Because of its nature as a purely lunar calendar, it cannot be used for agricultural purposes and historically Islamic communities have used other calendars for this purpose: the Egyptian calendar was formerly widespread in Islamic countries, and the Iranian calendar and the 1789 Ottoman calendar (a modified Julian calendar) were also used for agriculture in their countries. Islamic calendar_sentence_181

In the Levant and Iraq the Aramaic names of the Babylonian calendar are still used for all secular matters. Islamic calendar_sentence_182

In the Maghreb, Berber farmers in the countryside still use the Julian calendar for agrarian purposes. Islamic calendar_sentence_183

These local solar calendars have receded in importance with the near-universal adoption of the Gregorian calendar for civil purposes. Islamic calendar_sentence_184

Saudi Arabia uses the lunar Islamic calendar. Islamic calendar_sentence_185

In Indonesia, the Javanese calendar, created by Sultan Agung in 1633, combines elements of the Islamic and pre-Islamic Saka calendars. Islamic calendar_sentence_186

British author Nicholas Hagger writes that after seizing control of Libya, Muammar Gaddafi "declared" on 1 December 1978 "that the Muslim calendar should start with the death of the prophet Mohammed in 632 rather than the hijra (Mohammed's 'emigration' from Mecca to Medina) in 622". Islamic calendar_sentence_187

This put the country ten solar years behind the standard Muslim calendar. Islamic calendar_sentence_188

However, according to the 2006 Encyclopedia of the Developing World, "More confusing still is Qaddafi's unique Libyan calendar, which counts the years from the Prophet's birth, or sometimes from his death. Islamic calendar_sentence_189

The months July and August, named after Julius and Augustus Caesar, are now Nasser and Hannibal respectively." Islamic calendar_sentence_190

Reflecting on a 2001 visit to the country, American reporter Neil MacFarquhar observed, "Life in Libya was so unpredictable that people weren't even sure what year it was. Islamic calendar_sentence_191

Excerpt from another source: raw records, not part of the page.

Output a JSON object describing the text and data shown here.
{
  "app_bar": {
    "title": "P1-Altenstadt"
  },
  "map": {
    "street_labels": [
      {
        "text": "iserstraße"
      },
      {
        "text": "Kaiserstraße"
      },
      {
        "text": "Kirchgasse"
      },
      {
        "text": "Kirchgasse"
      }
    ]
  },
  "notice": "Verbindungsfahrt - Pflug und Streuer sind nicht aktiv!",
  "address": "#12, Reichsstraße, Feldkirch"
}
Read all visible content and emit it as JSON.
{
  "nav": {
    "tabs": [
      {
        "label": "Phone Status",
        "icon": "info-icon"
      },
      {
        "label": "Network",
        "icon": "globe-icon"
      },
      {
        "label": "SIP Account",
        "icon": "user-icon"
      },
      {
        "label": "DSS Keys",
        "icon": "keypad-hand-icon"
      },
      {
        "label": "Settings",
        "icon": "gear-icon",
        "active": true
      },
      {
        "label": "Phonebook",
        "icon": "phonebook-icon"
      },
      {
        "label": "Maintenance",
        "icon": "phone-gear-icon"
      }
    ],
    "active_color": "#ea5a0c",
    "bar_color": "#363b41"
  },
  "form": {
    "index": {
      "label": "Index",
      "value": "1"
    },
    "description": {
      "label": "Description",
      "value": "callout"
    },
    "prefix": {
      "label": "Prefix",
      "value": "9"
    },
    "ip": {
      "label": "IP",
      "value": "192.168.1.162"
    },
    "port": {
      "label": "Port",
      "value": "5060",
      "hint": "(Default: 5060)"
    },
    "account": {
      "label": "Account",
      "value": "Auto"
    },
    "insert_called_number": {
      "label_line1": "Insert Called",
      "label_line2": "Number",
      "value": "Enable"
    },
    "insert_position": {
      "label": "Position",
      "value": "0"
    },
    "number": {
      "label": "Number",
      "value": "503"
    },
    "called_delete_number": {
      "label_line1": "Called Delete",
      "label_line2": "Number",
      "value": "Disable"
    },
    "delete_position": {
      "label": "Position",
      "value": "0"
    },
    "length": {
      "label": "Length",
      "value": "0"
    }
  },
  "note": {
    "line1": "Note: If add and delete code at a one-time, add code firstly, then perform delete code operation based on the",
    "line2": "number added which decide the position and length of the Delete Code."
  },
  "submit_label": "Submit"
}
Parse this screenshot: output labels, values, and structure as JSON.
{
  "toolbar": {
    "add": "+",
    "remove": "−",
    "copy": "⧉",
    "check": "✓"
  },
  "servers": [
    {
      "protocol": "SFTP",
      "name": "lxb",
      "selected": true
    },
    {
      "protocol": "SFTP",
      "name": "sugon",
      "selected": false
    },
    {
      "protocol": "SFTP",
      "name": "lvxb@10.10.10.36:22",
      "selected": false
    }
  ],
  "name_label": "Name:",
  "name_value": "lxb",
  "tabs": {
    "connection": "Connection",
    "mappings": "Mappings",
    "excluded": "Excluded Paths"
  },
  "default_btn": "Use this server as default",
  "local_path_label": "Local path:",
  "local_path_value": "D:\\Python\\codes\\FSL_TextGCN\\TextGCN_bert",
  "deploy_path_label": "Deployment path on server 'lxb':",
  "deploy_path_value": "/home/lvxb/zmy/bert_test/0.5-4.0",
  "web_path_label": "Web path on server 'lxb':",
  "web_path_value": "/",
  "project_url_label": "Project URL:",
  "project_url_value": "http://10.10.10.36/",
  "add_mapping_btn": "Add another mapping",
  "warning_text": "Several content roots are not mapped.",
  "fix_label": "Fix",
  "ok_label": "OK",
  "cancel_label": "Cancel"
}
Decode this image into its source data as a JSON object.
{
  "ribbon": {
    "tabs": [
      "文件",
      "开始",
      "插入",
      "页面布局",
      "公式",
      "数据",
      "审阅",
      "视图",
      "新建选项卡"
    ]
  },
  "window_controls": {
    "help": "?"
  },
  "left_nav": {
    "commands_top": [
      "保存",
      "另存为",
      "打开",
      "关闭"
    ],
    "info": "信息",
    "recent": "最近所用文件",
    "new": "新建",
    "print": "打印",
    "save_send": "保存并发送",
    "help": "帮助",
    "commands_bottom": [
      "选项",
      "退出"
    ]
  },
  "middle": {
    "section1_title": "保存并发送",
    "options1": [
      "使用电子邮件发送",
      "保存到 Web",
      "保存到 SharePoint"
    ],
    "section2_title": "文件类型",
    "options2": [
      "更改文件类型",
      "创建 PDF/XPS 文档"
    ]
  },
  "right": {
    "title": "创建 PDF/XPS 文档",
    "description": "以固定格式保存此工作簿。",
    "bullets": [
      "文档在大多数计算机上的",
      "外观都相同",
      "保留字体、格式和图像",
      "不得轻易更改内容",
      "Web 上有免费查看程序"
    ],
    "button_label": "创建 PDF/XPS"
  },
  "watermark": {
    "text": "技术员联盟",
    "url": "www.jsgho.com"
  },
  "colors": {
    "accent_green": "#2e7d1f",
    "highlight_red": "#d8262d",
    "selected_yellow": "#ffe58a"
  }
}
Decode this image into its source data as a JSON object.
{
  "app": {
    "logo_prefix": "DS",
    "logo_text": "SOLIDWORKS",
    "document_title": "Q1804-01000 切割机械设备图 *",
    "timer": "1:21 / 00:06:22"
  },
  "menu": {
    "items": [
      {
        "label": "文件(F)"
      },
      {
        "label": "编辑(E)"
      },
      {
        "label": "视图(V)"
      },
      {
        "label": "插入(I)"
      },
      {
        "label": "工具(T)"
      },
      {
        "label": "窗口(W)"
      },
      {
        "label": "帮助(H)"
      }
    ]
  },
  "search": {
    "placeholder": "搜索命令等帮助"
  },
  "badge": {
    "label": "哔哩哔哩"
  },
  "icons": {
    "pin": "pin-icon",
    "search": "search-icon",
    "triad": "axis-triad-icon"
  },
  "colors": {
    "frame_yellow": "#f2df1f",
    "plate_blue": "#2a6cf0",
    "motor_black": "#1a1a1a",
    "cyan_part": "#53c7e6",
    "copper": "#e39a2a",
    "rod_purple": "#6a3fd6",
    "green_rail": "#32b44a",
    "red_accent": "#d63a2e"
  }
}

The year of my visit was officially 1369. Islamic calendar_sentence_192

But just two years earlier Libyans had been living through 1429. Islamic calendar_sentence_193

No one could quite name for me the day the count changed, especially since both remained in play. Islamic calendar_sentence_194

... Islamic calendar_sentence_195

Event organizers threw up their hands and put the Western year in parentheses somewhere in their announcements." Islamic calendar_sentence_196

Computer support Islamic calendar_section_20

Islamic calendar_unordered_list_4

  • Hijri support was available in later versions of traditional Visual Basic, and is also available in the .NET Framework.Islamic calendar_item_4_34
  • Since the release of Java 8, the Islamic calendar is supported in the new Date and Time API.Islamic calendar_item_4_35

See also Islamic calendar_section_21

Islamic calendar_unordered_list_5


Credits to the contents of this page go to the authors of the corresponding Wikipedia page: en.wikipedia.org/wiki/Islamic calendar.